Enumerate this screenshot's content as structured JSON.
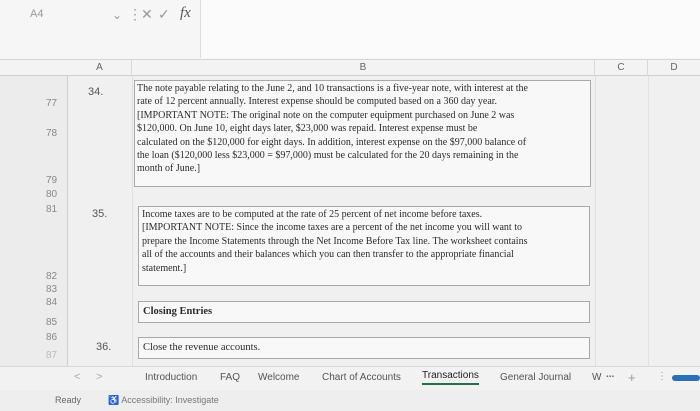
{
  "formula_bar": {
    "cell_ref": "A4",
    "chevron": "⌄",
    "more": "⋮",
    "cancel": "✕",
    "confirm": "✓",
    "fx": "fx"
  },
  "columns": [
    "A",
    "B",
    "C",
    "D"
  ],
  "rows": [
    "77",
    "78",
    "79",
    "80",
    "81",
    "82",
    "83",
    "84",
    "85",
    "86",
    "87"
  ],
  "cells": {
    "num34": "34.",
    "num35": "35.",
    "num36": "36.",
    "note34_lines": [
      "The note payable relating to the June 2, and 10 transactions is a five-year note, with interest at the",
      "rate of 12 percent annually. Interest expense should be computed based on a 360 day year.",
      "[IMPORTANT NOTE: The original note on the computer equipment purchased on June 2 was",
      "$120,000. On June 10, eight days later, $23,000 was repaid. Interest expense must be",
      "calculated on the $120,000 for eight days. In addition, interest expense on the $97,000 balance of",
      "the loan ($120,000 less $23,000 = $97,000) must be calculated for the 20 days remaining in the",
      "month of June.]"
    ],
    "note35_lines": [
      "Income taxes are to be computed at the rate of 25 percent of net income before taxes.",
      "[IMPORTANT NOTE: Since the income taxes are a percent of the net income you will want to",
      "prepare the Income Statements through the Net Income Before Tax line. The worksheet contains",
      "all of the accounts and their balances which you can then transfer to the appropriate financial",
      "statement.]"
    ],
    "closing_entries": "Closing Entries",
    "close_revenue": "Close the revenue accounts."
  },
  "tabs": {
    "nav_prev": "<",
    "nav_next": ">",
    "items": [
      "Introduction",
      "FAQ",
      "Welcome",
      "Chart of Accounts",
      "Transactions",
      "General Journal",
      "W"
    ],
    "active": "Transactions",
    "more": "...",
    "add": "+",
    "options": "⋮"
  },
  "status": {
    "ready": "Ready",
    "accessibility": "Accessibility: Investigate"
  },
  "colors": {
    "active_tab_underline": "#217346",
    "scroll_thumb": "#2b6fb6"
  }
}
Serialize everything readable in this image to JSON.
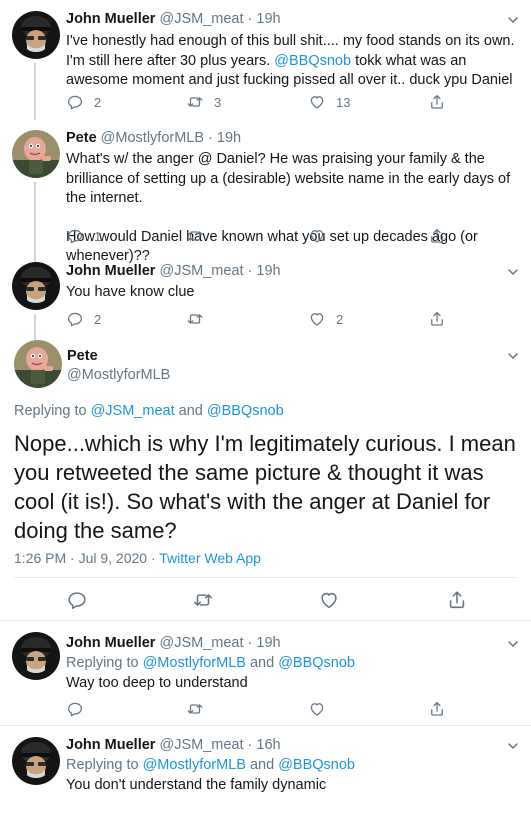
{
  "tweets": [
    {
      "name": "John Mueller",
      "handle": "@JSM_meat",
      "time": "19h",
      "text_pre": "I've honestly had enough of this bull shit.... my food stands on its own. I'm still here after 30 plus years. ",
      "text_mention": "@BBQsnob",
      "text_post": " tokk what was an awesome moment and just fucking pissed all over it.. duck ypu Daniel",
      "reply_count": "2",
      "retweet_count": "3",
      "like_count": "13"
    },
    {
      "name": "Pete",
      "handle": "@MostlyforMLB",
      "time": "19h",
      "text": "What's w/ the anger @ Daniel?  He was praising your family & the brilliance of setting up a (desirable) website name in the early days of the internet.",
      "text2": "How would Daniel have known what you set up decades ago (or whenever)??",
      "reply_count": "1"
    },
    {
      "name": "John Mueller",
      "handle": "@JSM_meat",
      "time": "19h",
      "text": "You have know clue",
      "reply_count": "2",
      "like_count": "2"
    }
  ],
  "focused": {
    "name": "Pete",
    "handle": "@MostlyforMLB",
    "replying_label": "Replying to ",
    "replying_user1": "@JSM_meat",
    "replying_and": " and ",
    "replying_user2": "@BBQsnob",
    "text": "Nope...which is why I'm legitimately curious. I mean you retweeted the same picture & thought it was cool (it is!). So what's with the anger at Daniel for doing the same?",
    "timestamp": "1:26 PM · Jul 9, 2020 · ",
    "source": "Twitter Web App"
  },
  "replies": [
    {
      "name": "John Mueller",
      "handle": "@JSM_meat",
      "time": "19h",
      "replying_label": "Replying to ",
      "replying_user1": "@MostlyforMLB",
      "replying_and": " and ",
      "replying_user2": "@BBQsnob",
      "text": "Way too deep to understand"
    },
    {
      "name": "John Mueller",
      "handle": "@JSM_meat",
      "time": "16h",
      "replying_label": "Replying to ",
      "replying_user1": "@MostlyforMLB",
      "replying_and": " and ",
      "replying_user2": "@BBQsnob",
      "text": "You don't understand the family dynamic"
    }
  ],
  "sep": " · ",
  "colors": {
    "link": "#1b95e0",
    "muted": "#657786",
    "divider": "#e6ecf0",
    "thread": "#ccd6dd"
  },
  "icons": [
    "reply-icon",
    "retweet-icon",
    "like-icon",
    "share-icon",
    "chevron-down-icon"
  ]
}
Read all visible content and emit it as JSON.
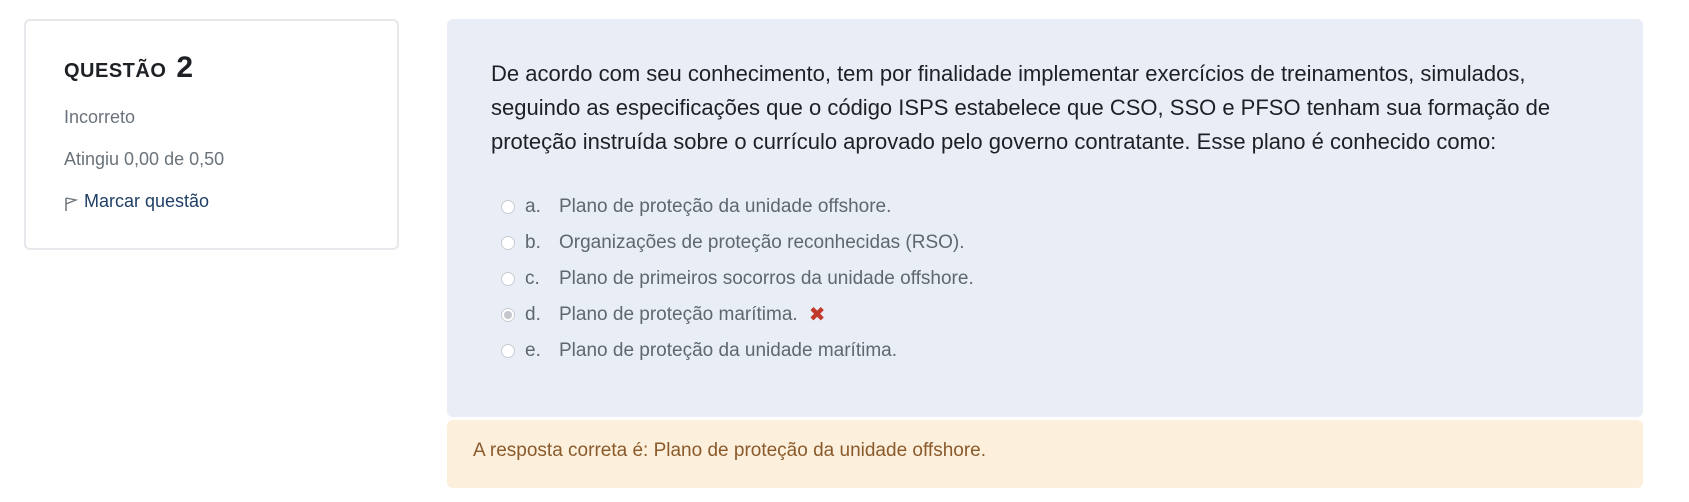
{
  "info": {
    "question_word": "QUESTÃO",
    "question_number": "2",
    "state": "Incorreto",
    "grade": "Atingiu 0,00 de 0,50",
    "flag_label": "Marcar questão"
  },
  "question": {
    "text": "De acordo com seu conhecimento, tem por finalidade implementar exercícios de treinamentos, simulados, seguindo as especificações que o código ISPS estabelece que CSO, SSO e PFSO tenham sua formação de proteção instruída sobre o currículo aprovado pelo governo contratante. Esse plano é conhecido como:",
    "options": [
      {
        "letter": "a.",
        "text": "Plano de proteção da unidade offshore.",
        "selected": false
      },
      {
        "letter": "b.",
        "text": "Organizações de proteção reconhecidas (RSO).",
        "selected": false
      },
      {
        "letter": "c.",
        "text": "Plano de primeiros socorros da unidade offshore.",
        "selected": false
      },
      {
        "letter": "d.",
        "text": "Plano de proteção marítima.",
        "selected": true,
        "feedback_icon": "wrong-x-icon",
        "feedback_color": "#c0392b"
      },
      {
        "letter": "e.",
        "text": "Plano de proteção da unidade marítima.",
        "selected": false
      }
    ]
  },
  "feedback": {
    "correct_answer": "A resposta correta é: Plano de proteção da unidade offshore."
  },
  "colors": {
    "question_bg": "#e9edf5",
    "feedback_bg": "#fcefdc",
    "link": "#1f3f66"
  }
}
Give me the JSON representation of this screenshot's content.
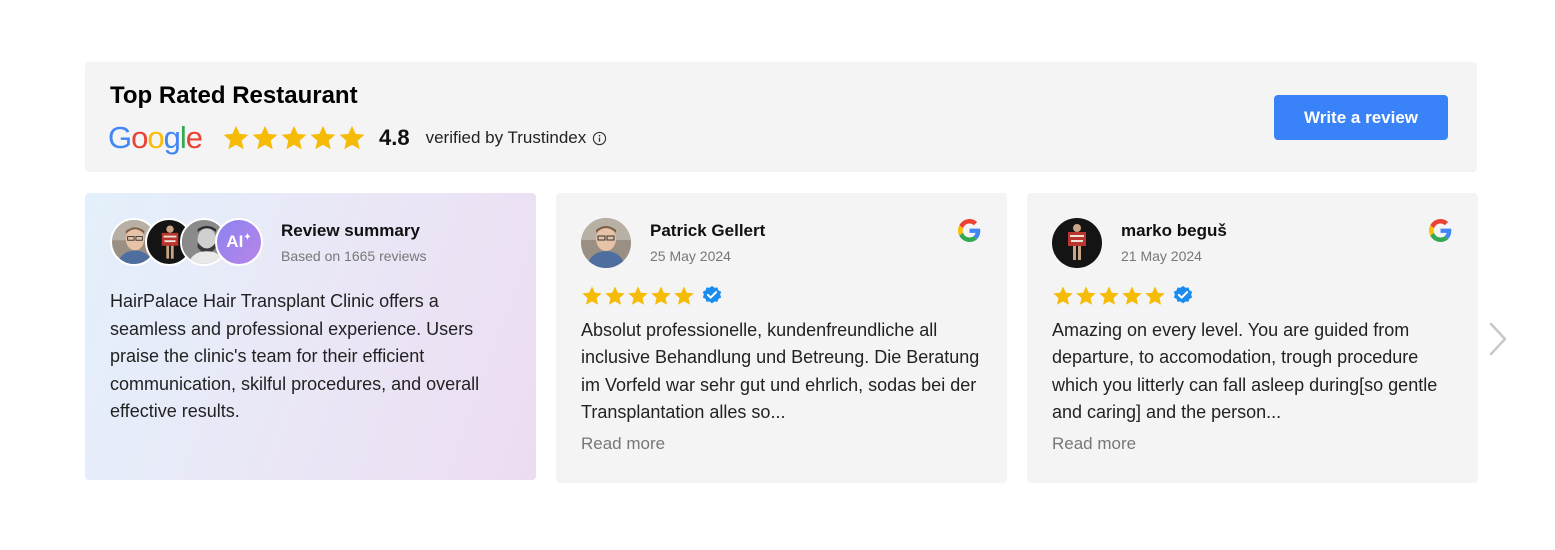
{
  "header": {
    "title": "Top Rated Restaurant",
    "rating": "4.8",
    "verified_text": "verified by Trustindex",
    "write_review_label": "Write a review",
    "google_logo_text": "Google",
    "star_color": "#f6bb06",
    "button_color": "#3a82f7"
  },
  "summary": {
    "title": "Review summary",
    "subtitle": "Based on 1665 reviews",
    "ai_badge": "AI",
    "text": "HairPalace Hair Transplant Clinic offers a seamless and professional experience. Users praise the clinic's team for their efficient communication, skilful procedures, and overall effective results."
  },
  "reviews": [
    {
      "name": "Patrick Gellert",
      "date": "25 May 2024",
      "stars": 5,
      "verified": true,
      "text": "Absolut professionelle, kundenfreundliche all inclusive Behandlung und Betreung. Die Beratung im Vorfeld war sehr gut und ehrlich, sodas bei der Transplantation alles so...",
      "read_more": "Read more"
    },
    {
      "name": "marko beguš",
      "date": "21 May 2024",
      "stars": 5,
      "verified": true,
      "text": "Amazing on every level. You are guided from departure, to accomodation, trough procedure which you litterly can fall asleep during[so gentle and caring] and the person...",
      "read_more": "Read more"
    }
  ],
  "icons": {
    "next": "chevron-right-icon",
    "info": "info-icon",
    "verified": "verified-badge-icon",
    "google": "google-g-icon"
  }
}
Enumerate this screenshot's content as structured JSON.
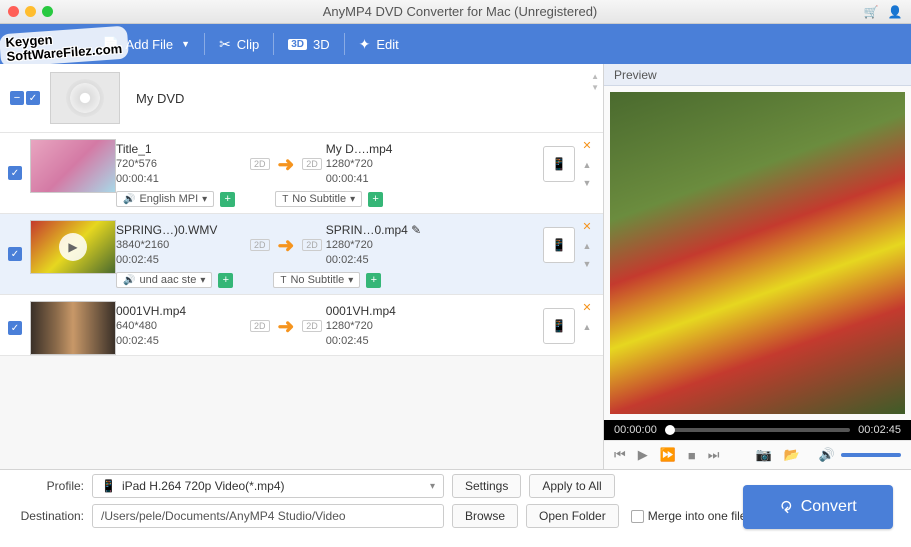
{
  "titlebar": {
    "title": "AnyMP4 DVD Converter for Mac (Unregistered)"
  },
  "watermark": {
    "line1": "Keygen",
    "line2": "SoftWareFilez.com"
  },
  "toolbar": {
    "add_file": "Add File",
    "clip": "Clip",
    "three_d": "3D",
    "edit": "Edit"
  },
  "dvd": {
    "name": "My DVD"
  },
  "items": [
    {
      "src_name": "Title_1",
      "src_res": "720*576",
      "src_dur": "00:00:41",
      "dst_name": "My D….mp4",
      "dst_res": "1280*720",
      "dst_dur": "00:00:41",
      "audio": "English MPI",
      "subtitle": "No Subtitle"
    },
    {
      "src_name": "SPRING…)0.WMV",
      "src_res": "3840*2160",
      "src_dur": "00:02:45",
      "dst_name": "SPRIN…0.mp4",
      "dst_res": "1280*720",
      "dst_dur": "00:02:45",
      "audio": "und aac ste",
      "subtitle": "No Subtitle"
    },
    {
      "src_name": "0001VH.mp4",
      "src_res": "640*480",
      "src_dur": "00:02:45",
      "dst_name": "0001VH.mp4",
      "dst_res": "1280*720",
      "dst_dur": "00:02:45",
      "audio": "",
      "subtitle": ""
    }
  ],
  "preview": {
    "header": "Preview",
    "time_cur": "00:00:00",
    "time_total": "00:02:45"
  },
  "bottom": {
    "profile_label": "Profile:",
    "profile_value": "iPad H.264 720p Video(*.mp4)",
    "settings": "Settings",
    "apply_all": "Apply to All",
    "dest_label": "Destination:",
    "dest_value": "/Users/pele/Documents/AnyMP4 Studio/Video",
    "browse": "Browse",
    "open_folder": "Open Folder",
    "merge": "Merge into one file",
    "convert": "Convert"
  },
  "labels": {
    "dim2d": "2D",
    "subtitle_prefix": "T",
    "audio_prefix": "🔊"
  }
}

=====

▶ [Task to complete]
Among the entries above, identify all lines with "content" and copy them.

▶ [Answer area]
Enumerate this screenshot's content as structured JSON.
Read all visible content and emit it as JSON.
Give me the JSON representation of this screenshot's content.
Enumerate this screenshot's content as structured JSON.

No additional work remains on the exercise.